London 2012 Olympics: friend or foe?

Next year sees the start of the London 2012 Olympics, but what is the true cost of the Games?

With less than a year to go to the start of the Summer Olympic Games in London, many politicians, events industry experts and members of the general public are waiting with bated breath to see how successfully the Olympics will be delivered and at what true cost. The use of such a mega event, attracting hundreds of thousands of tourists to a city for a specific purpose, has become a popular tool in developing both the sporting interests of the host country, together with major infrastructural changes to local accommodation, transport and entertainment facilities.

The initial budget allocated to the London Olympic Games comprised of £6 billion, generated through a combination of public and private sources. Now exceeding £13 billion and with the Games yet to take place, many concerned views are being expressed that this event may not deliver a true return on investment for this huge sum, and that in a period of sustained economic decline, other nationwide projects could have benefited more from such spend for the greater good 
of the country.

Olympic runner

“It is this practical experience which is so highly regarded by students and employers alike”

Looking back at previous Summer Games, several key examples exist of cities that have gained much from hosting the event, namely Barcelona in 1992 and Sydney in 2000. The question remains, however, whether London 2012 will be added to this list and offer the country a timely and much needed boost, both socially and financially, or whether it may become one of the most expensive mistakes 
in modern Olympic history.

Sporting events, including the Olympics, is 
only one area of the international events industry covered during events management degrees, such as the three and a half year BA (Hons) International Events Management degree offered at the European Business School London. Degrees such as this have quickly grown in popularity, attracting a wide variety of international students from many different backgrounds. During these degrees, students usually study a range of business management modules including accountancy, economics, HR and law, and have the opportunity to focus their studies around the international events industry, destination development, the wide ranging nature of events and their marketing strategies.
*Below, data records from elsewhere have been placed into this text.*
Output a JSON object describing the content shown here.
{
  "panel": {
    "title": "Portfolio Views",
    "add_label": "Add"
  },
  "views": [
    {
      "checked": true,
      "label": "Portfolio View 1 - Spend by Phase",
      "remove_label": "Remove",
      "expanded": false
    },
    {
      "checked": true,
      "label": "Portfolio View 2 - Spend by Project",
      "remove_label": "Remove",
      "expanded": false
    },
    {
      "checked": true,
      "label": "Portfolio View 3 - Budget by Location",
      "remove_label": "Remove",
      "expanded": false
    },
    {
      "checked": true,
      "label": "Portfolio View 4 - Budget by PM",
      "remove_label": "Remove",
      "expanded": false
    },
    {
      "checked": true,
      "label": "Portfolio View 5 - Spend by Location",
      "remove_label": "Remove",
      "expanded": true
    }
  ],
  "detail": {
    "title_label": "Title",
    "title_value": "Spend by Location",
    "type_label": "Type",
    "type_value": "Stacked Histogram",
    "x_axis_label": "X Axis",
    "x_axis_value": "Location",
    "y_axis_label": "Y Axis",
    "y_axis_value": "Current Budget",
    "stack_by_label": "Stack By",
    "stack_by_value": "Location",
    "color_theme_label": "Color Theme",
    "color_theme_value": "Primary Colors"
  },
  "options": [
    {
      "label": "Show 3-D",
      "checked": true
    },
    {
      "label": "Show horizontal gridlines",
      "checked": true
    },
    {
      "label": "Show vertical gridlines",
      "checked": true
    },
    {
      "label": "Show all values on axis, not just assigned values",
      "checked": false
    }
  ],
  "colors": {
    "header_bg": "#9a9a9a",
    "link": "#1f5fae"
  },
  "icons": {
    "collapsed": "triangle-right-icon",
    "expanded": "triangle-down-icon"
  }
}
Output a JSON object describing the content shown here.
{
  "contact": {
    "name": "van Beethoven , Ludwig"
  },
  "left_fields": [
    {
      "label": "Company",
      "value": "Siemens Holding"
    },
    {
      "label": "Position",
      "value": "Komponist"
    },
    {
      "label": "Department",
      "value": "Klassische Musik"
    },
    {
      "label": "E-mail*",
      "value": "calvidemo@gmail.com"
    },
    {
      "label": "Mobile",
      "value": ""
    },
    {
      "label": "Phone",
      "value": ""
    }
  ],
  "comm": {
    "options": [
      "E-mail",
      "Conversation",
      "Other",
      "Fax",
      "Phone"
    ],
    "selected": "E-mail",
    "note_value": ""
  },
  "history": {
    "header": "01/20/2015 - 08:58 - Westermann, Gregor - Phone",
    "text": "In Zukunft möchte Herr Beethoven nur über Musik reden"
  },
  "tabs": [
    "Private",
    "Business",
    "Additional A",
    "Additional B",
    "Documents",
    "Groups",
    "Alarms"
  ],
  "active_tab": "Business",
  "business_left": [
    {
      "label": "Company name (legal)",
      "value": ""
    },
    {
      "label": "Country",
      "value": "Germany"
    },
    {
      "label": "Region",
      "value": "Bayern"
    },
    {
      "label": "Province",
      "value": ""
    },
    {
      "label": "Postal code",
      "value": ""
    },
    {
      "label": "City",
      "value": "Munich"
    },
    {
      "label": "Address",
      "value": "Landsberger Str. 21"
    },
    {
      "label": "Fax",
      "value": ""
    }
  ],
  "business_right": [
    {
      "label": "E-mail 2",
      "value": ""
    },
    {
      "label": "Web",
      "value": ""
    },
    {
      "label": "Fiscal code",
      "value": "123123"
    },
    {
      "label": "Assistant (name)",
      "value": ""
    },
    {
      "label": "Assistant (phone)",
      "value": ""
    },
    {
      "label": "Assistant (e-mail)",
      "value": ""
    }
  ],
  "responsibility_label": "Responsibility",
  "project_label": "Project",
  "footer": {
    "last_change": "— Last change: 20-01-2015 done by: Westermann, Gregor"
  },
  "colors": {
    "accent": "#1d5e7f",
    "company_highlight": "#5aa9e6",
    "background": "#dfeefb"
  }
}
Working in the events industry can be seen 
as a glamorous profession; attending high-profile award ceremonies, dinners and parties. Whilst this may be true for some, students quickly learn that in order to host such events, many months of detailed planning, organisation and marketing are required to make the event a success. During an events management degree, students develop and define the necessary skills for event management at an early stage, and some offer the opportunity to work on a variety of live events at the institution. It is this practical experience which is so highly regarded by students and employers alike.

Some institutions, such as the European Business School London, require students to complete a period of work experience whilst studying for the degree, in order to combine both academic and practical experiences. This may be developed from volunteer opportunities available through the institution, external events with local, national and international organisations and charities, and so on.

With in-depth academic study, practical industry experiences and an international focus, international events management degrees offer students an established 
path into the global events industry, 
whether corporate, charity, fashion or sporting related.

Written by Andrew Kirby (2011)
Lecturer, Events Management
European Business School London (UK)